My wife and I have been searching for months for a service to allow us to store our sensitive files in Dropbox securely. There are a lot of services out there that promise to do this well, but frankly, it's hard to trust that our data would be safe if they happened to be hacked or compromised. I therefore went looking for a piece of software that was:
- Vetted as being secure.
- Ubiquitous. Something I wouldn't need to worry about installing or finding on a future machine.
- Compatible with Mac OS X.
TrueCrypt, an open-source file encryption product, seemed like it might fit the bill. However, I must have had my head in the sand about a year ago (sure enough, I was off the grid when it happened), but TrueCrypt was abandoned by its developers with a very vague / scary message on their website:
WARNING: Using TrueCrypt is not secure as it may contain unfixed security issues
Ok then.
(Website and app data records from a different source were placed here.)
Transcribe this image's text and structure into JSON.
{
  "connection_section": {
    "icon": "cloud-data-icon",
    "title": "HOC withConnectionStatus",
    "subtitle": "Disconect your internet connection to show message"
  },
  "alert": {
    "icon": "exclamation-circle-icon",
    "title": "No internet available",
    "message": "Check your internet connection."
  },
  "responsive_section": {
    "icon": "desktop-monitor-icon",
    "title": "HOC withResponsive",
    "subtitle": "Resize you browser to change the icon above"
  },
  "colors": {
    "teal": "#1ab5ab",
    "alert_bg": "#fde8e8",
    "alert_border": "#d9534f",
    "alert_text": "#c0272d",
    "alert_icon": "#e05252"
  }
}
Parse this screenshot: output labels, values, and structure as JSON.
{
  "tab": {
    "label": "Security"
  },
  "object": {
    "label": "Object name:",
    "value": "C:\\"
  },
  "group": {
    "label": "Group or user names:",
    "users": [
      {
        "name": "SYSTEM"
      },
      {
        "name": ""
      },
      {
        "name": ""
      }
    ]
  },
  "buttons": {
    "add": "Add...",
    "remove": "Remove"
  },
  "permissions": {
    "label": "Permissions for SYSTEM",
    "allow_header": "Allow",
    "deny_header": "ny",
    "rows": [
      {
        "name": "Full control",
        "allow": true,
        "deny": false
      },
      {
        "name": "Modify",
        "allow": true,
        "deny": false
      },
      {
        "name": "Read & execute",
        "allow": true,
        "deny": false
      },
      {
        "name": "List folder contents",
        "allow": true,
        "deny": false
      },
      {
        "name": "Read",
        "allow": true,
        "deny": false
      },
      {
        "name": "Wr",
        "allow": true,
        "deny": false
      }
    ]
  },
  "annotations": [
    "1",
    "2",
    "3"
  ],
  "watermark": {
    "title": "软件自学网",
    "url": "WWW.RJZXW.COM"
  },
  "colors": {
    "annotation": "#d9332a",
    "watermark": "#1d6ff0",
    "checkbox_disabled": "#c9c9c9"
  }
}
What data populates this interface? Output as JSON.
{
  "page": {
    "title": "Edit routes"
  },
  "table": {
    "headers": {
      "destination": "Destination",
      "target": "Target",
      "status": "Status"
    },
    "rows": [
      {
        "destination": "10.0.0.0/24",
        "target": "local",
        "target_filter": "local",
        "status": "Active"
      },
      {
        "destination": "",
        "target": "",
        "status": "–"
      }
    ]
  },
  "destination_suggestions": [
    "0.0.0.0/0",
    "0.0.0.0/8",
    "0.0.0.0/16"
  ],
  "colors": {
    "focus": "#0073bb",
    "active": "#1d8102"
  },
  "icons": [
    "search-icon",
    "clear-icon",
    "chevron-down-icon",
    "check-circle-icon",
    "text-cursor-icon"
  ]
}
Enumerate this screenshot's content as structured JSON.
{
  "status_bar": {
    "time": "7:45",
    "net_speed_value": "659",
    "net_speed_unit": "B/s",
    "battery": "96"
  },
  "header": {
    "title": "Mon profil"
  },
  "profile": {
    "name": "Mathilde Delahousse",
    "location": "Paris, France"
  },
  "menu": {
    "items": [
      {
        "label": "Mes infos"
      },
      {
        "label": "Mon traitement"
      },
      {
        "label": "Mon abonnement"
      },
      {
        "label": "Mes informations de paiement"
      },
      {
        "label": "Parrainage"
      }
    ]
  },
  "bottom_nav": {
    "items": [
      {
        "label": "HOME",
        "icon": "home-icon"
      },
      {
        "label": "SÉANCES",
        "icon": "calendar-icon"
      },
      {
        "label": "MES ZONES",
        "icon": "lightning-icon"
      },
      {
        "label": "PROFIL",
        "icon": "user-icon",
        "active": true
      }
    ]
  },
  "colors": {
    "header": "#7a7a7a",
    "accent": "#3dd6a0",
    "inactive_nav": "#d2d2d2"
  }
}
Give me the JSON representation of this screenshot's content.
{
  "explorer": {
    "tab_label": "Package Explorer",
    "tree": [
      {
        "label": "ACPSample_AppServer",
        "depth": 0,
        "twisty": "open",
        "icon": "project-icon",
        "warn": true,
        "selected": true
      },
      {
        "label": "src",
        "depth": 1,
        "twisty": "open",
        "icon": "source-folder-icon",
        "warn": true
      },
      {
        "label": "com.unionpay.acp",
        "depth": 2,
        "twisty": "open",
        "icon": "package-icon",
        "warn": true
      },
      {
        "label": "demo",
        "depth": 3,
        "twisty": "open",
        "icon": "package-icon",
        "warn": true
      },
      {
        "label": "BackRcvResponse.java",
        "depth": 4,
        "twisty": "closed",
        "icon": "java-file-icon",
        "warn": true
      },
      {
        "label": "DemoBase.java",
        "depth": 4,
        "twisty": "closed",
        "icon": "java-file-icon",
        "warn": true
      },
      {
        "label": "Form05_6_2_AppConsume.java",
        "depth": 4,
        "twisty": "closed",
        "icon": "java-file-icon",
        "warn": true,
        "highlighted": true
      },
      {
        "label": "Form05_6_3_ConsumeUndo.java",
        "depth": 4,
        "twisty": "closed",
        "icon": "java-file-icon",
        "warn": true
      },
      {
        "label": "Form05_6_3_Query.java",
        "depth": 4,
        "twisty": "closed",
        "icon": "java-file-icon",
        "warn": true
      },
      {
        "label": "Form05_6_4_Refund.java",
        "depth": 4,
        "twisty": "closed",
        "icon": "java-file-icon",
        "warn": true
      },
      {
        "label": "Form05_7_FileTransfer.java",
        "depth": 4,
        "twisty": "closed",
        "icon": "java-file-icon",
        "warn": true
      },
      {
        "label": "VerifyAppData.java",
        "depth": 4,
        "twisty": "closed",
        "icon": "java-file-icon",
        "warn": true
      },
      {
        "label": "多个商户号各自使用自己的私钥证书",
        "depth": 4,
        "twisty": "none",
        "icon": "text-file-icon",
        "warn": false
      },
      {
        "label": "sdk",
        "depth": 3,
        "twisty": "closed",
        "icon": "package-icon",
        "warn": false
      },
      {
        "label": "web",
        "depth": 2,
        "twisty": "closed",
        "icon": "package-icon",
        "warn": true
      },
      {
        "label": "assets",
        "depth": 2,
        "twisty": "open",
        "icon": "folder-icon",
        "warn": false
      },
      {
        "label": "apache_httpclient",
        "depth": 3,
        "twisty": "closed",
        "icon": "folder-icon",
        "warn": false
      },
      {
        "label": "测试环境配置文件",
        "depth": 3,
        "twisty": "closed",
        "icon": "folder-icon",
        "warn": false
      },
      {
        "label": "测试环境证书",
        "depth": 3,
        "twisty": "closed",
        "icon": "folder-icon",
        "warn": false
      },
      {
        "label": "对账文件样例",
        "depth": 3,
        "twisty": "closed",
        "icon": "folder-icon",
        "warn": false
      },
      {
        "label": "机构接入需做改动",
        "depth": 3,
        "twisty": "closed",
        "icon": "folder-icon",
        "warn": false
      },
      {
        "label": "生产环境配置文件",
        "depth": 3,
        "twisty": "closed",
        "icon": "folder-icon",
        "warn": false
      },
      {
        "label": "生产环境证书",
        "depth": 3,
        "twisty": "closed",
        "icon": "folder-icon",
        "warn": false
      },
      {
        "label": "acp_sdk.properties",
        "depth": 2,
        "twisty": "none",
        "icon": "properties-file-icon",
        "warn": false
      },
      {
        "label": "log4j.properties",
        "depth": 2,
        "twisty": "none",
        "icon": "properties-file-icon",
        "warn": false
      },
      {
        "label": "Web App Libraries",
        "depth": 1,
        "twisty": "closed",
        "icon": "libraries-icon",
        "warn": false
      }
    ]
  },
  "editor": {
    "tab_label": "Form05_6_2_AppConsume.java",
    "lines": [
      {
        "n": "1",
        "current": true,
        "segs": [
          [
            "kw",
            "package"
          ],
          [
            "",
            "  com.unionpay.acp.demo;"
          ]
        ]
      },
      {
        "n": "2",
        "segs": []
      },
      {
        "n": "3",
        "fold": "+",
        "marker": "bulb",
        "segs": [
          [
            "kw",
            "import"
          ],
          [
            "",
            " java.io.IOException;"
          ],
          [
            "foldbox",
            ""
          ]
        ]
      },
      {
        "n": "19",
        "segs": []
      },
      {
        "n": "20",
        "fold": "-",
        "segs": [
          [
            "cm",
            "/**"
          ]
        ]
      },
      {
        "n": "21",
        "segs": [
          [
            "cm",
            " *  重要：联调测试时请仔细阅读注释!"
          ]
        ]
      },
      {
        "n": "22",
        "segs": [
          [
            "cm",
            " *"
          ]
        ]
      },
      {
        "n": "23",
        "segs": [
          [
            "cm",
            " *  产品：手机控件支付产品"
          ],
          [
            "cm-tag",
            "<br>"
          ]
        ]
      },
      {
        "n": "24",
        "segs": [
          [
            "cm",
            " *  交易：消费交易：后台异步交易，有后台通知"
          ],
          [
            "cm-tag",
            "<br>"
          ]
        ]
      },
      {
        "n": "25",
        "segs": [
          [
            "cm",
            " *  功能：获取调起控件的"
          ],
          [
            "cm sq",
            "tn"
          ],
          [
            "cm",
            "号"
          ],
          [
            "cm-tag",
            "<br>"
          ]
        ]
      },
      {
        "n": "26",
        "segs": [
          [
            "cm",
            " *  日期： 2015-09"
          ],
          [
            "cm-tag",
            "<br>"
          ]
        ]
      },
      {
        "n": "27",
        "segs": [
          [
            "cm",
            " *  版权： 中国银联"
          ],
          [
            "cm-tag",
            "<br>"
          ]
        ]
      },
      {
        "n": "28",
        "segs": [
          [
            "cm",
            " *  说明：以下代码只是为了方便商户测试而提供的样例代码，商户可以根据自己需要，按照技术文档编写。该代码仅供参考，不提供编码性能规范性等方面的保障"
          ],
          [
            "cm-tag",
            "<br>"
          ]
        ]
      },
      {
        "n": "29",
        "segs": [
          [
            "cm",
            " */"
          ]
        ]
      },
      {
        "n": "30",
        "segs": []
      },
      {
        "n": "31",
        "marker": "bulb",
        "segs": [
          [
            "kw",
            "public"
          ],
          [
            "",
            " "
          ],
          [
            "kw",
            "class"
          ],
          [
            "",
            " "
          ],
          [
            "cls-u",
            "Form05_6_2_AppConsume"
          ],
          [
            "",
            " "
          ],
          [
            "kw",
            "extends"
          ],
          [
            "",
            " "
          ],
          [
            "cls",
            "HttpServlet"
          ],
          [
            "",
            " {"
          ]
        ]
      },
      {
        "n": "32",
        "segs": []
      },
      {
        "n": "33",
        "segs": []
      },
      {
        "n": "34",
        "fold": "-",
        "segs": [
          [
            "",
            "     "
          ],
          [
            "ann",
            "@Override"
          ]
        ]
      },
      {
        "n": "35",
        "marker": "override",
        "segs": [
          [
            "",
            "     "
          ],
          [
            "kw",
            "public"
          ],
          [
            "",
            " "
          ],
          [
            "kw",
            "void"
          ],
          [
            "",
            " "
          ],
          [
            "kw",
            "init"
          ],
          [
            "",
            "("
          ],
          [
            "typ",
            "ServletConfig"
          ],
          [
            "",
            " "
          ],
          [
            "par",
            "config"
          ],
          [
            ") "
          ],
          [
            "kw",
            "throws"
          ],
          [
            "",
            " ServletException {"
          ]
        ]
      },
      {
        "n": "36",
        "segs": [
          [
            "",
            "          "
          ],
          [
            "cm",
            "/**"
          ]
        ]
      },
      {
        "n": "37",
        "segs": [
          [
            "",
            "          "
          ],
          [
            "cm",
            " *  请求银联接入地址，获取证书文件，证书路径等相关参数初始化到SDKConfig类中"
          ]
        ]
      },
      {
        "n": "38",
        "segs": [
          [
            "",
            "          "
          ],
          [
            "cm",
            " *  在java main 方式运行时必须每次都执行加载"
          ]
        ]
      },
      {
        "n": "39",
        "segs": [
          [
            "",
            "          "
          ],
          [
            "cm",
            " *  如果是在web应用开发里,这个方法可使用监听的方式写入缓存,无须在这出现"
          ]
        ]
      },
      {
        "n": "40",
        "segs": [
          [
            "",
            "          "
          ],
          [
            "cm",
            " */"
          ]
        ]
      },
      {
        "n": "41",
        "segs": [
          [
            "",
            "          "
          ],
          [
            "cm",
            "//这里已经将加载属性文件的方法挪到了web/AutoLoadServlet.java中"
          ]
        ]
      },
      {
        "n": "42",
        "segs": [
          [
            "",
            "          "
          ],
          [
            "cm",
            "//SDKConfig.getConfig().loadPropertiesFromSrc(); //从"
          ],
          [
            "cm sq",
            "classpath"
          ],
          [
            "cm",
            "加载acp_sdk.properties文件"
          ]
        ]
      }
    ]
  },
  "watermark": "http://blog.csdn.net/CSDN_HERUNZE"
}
So that in itself wasn't reason enough for me to give up. I went ahead and downloaded TrueCrypt from some random site and verified the checksum (remind me which of my family is going to know how to do this?) and installed it (in order to do this, I had to temporarily disable OS X's protection against unsigned software in "Security & Privacy" in System Preferences).
That's a lot of steps for someone who just wants to share encrypted files. And more steps are bad—I didn't want people I'm sharing stuff with to just give up. We'd be back to square one.
Not to mention, TrueCrypt doesn't offer dynamically sized volumes. You have to specify the size of the volume at the time of creation. This means that if the number of files in a volume you're sharing hits the limit—too bad. You need to now create a new volume (one with a larger limit) and move all of the existing files from the previous volume into it. That's a drag. And sort of dumb.
Off I went looking for an alternative. "Wait", I thought, "doesn't OS X provide full-disk encryption via FileVault?". Well, I didn't actually ask myself that, but I concluded that there must be a way to do this just using a stock Mac OS X installation.
Sure enough, after some digging, I found this on Apple's support site: How to create a password-protected (encrypted) disk image. Boom! There we have it.
If you follow the instructions (which are quite simple, really), you'll have a "file" (which is actually a "sparse image"—sort of like a Volume) which you can drop into a shared Dropbox folder and share with anyone you want. To add or remove files to the encrypted folder, you need to double click it, type in the password, and then open it like you would any other volume (like your Hard Drive or a USB stick). Once you're done modifying files, just "eject" it. Easy peasy. Dropbox syncs it immediately.
Oh—and the folder resizes automatically! Another huge plus over TrueCrypt.
So, in short, you can create an AES-encrypted folder, inside your Dropbox, and anyone else who uses a Mac will be able to add or remove files from it without needing to install any third-party software. And, it's free.
Go forth and encrypt!
P.S. Windows users might have similar luck with BitLocker.
P.P.S. Jamie Phelps pointed me to this AgileBits article regarding a downside of using sparse bundles and Dropbox (note–a sparse image and a sparse bundle are not the same thing, so the two may not have the same downsides). Knox stores its vaults with OS X sparse bundles, and those have been shown to have issues syncing over Dropbox when simultaneous edits are made. I've yet to see this be a problem with using sparse images (since OS X—and Dropbox—treats a sparse image as a single file), but it might be an issue. Jamie recommends SafeMonk as an alternative.